The Waking Life
Plot: A guy meets various characters as he wanders through a dream and then a dream within that dream and then maybe a dream within that dream within a dream.
"Super perfundo on the early eve of your day."
Like a philosophical hodgepodge, Waking Life is noodly, a jam session. Noodly and probably frustrating. I consider myself a fairly deep thinker or at the very least I pretend to be one, but this is a little exhausting. Maybe it would help if I dreamed. I don't--lucidly or nonlucidly. Well, people tell me that I dream, but I don't know how they know. I definitely don't remember any dreams, and I've always been jealous of people who do. And I suppose that's why I like watching movies, especially surreal ones. They take the place of dreams. This is one of those dreamy movies and its stuffed with so many ideas that it's probably impossible to watch the thing and not get something out of it--the idea that we may or may not make decisions that make us who we are, dreams as destiny, crayons, our need for revenge, the importance of human beings demanding freedom, existentialism and the big pink nosy ideas of postmodernists, the flaws in our language, free will, science as God, evolution and a neo-human not restricted by either time or space, human beings' need for chaos and destruction and even death, free will again. It's like Linklater wasn't sure what idea he wanted to tackle in this, so he, sort of like in the exquisite Slacker, just threw it all out there in an attempt to either answer the question "What is reality?" or, more likely, just ask the question "What is reality?" over and over and over again. And it's quite possible that the movie's about nothing at all and how liberating it would be to realize that everything that's ever been thought might just be a bunch of balderdash so that we can float away. I like how the protagonist, a long-haired Native American maybe, progresses through this "story" in this. For the first half of the movie, he's passive in these dream snippets. He's a listener, an onlooker. Gradually, his voice comes out more and more and he tries to gain control of the situation. By the end--dude's flying. It was an ingenious choice to use the rotoscoping animation technique which helps this match up visually with the idea that what we think is really real might not really be really real. It's a copy of a visual truth, wavy lines and shifting color palettes suggesting that none of this is real and then suggesting that maybe that's the way we should be looking at our existence. The visual effects are discombobulating, and I can't imagine seeing this on the big screen without getting a little dizzy. I'm not going to pretend I even have 1/4th the brain to understand 1/4th of this movie. Hell, I was confused by large portions of A Goofy Movie, so I probably have no chance with this one. However, I did get something out of it and find it exhilarating stylistically, a trippy skull cracker. In a way, I wish I would have made this an Oprah Movie Club selection so that I could have watched it by myself and have absolutely nobody to discuss it with.
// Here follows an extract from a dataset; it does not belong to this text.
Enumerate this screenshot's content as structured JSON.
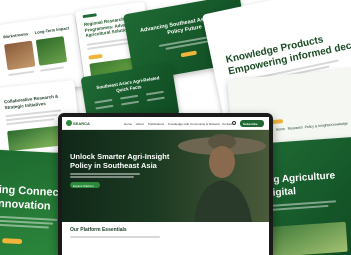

Bonus point for Timothy "Speed" Levitch who does not disappoint in his animated cameo. If you haven't seen The Cruise, please do so immediately.